As with others who have presented to the BBBT, Chris Twogood also pointed out the R and other open source solutions aren’t any more sufficient for a full BI solution managing big data and analytics that are pure RDBMS solutions, so that a platform has to work with the old and the new.
The presentation was then handed over to Dan Graham, that rare combination of a very technical person who can speak clearly to a mixed level audience. His first point was a continuation of Chris’, speaking to the need integrate SQL and Map Reduce technologies. In support of that, he showed a SQL statement he said could be managed by business analysts, not the magical data scientist. There will have to be some training for business analysts, but that’s always the case in a fast moving industry such as ours.
Most of the rest of the presentation was about his love of graphing. BI is focused on providing more visual reporting of highly complex information, so it wasn’t anything new. Still, what he showed Teradata focusing upon is good and his enthusiasm made it an enjoyable presentation even if it was more technical than I prefer. It also didn’t hurt that the examples were primarily focused on marketing issues.
The one about which I will take issue is the wall he tried to set between graph databases and the graph routines Aster is leveraging. He claimed they’re not really competing with graph databases which was, Dan posited, because they are somehow different.
I pointed out that whether graphs are created in a database, in routines layered on top of SQL or in Java, or were part of a BI vendor’s client tools only mattered in a performance standpoint, that they were all providing graphical representations to the business customer. That means they all compete in the same market. Technical distinctions do not make for business market distinction other than as technical components of cost and performance that impact the organization. There wasn’t a clear response that showed they were thinking at a higher level than technological differences.
Teradata has a long and storied history with large data. They are a respected company. The question is whether or not they’re going to adapt to the new environments facing companies with the explosion of data that’s primarily non-structured and having a marketing focus. Will they be able to either compete or partner with newer companies in the space.
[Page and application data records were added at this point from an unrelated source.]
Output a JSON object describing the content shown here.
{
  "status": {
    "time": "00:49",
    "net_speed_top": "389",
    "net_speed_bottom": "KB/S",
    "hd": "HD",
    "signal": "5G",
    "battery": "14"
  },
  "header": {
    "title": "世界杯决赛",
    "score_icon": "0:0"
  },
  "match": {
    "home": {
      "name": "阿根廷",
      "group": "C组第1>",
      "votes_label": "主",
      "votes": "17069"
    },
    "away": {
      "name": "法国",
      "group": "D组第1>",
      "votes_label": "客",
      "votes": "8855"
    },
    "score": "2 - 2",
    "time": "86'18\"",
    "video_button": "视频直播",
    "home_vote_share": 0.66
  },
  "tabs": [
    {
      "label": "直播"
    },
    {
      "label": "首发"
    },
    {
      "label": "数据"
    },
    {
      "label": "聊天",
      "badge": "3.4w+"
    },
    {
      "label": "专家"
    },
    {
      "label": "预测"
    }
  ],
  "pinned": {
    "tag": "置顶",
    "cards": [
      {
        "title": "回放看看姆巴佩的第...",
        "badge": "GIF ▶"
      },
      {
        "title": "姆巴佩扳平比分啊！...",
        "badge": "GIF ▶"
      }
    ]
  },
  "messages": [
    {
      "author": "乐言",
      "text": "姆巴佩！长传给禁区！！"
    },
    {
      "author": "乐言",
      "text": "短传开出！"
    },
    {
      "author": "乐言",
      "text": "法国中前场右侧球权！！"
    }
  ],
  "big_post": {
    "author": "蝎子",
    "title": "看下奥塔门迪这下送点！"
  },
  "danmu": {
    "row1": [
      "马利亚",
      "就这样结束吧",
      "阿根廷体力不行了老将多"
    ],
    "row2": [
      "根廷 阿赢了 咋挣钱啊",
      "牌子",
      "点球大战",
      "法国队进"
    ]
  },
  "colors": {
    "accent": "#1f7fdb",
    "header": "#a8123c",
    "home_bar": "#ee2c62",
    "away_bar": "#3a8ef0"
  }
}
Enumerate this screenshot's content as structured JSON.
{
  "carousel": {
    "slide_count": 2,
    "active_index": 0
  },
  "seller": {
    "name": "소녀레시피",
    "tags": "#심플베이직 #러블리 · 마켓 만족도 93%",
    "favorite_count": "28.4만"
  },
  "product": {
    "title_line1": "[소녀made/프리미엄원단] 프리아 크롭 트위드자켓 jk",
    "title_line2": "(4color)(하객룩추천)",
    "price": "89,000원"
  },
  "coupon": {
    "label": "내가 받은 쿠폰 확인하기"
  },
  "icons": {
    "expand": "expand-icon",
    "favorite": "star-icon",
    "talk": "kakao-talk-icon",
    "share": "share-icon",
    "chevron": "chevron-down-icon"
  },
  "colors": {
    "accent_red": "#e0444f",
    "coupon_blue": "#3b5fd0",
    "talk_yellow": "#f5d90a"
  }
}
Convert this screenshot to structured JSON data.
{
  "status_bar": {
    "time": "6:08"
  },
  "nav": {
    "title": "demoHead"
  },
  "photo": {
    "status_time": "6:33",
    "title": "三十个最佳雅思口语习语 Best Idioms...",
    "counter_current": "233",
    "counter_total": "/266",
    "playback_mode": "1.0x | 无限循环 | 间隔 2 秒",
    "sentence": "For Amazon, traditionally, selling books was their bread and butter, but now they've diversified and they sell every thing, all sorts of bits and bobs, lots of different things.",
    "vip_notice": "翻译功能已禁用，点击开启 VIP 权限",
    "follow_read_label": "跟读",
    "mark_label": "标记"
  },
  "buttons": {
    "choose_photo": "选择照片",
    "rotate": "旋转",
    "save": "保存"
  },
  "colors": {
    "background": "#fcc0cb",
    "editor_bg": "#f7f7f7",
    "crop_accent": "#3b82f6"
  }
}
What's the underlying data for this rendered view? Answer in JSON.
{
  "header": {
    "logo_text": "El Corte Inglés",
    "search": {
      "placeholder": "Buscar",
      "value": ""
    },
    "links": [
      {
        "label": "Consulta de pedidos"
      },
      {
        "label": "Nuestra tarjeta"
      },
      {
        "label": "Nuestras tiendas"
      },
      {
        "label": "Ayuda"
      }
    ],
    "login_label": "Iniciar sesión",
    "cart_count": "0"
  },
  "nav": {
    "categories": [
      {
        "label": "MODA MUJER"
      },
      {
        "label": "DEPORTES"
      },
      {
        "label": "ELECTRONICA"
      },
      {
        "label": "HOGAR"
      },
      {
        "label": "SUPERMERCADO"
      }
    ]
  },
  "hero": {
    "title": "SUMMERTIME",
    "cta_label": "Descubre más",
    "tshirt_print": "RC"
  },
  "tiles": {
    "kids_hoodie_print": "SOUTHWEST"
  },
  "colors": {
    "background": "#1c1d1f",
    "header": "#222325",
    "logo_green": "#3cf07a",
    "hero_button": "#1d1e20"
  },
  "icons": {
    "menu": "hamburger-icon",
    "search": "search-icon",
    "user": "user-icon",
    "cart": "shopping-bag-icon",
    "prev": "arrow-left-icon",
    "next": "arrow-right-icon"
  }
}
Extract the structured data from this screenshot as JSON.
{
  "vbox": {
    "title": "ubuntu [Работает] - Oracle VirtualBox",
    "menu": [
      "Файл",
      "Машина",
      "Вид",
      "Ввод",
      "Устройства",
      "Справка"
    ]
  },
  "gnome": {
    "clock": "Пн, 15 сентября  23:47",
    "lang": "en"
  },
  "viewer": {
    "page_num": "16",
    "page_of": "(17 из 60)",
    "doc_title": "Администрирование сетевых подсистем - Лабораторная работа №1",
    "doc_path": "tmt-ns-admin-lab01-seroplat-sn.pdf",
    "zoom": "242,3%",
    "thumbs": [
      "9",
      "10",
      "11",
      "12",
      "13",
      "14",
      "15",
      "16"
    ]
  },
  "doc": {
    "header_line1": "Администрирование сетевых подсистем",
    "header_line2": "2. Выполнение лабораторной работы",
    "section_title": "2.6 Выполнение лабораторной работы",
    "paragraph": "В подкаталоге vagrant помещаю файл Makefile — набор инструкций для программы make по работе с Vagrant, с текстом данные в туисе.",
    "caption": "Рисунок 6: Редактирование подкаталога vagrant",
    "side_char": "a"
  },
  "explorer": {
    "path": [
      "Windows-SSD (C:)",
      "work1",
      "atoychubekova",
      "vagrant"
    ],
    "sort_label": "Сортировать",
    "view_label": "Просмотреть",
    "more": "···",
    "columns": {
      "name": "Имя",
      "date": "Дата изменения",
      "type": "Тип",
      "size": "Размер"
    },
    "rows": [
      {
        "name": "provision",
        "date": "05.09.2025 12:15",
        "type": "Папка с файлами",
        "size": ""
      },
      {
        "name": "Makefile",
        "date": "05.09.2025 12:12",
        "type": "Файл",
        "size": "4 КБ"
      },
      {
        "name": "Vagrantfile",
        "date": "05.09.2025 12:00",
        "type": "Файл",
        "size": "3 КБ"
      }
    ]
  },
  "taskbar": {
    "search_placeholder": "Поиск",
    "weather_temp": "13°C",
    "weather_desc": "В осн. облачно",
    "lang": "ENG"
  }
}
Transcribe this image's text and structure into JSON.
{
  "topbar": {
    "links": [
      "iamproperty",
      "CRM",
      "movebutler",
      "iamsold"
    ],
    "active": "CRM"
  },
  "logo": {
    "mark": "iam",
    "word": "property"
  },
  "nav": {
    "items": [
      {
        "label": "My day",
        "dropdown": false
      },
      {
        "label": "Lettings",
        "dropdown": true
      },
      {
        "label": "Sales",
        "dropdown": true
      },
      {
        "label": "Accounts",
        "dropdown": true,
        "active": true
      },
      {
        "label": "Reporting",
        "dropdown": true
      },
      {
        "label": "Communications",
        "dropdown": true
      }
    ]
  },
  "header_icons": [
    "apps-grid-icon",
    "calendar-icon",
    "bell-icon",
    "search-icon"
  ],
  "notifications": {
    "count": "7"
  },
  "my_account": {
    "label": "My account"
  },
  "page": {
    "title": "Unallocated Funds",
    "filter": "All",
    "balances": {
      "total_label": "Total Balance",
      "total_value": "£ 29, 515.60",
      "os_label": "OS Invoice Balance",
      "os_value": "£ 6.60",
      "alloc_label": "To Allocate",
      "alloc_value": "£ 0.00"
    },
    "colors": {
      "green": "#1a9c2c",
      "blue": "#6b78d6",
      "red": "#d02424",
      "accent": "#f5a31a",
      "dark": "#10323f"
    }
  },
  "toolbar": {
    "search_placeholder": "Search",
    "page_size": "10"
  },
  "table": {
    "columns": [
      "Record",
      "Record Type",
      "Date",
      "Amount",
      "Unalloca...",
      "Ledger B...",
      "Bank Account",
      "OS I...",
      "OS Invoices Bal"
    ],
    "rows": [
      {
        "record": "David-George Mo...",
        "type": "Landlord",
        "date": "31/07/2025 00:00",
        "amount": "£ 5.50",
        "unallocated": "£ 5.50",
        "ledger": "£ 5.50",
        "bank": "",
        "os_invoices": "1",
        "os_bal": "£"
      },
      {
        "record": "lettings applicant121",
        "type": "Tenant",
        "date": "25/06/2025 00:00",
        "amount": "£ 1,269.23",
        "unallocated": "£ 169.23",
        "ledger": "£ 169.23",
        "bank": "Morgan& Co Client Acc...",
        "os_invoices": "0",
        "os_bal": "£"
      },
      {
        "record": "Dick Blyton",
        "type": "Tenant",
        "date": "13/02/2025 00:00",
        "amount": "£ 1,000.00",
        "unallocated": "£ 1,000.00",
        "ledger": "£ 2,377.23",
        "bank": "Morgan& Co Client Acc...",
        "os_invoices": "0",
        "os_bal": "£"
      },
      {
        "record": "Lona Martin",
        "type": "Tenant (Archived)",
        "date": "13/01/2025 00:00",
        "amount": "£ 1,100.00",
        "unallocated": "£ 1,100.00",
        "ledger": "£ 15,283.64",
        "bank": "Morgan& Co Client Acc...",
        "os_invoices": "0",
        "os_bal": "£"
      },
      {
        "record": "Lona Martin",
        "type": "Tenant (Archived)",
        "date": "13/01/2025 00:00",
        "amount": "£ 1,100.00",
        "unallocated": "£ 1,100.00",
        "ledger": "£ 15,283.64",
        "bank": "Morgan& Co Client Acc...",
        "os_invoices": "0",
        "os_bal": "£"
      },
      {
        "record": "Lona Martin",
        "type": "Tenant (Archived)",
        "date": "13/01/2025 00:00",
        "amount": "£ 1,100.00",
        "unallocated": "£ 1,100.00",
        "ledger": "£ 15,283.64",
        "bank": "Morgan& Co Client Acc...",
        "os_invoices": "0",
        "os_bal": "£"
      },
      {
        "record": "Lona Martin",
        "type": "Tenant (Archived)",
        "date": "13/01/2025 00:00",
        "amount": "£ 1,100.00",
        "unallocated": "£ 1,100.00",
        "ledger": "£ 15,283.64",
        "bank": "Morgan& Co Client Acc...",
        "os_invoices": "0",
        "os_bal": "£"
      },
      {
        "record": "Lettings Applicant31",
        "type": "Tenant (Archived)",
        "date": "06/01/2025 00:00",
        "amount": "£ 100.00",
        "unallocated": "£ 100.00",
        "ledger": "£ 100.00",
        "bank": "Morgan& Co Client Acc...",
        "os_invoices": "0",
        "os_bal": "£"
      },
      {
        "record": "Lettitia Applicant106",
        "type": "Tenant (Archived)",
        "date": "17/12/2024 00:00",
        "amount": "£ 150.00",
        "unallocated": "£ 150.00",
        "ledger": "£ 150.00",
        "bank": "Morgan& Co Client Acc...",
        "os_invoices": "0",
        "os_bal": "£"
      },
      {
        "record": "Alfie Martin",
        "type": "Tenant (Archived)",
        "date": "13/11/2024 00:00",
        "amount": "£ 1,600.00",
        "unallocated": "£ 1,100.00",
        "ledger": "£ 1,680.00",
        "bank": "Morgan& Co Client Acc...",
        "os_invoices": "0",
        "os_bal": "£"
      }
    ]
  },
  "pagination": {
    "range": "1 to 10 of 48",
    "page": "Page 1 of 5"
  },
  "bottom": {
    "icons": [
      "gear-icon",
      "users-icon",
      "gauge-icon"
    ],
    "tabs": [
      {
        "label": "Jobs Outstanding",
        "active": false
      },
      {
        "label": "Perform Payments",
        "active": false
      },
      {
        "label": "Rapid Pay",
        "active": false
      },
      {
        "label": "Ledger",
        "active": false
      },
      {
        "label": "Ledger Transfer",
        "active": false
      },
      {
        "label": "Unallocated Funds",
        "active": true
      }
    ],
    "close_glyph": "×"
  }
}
Teradata is a company who has long focused on large data, high performance database solutions. They seem to clearly be on the right path with their technology and the implications are that they are in their strategic and marketing focus. They built their name focused on large databases for the few companies that really needed their solutions. Technology came first and marketing was almost totally technically focused on the people who understood the issue.
The proliferation of customer service and Web data mean that the BI market is addressing a much wider audience for solutions managing large amounts of data. I trust that Teradata will build good technology, but will they realize that marketing has to become more prominent to address a much larger and less technical audience? Only time will tell.